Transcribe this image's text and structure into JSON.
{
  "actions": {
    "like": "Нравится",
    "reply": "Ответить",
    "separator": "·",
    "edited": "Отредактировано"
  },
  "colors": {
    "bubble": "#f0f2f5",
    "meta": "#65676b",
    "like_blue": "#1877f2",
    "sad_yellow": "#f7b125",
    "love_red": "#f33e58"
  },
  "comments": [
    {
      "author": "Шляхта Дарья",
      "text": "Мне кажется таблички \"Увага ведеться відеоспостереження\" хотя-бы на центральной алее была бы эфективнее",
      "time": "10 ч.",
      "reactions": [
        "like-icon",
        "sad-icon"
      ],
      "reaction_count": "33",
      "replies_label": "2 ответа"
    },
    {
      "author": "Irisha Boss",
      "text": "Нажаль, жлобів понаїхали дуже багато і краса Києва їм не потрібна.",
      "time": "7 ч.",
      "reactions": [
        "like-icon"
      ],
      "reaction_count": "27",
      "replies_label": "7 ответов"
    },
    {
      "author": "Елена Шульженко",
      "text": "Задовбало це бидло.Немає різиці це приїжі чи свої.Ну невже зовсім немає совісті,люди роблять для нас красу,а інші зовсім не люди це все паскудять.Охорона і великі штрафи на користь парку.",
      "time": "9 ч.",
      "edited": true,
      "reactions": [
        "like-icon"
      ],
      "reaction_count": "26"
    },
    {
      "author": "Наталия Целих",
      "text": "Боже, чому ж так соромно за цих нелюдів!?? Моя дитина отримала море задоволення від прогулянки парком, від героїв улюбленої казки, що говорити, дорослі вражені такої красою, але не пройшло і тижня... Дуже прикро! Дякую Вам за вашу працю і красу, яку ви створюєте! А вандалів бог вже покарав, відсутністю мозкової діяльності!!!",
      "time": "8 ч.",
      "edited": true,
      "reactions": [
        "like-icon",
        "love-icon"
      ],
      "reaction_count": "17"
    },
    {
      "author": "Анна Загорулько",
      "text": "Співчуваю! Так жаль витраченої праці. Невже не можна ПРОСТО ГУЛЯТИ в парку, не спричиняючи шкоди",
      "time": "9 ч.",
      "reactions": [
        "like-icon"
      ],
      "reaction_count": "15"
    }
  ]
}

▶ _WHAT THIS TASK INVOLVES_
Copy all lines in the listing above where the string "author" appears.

▶ _RESULT OF THIS EXERCISE_
      "author": "Шляхта Дарья",
      "author": "Irisha Boss",
      "author": "Елена Шульженко",
      "author": "Наталия Целих",
      "author": "Анна Загорулько",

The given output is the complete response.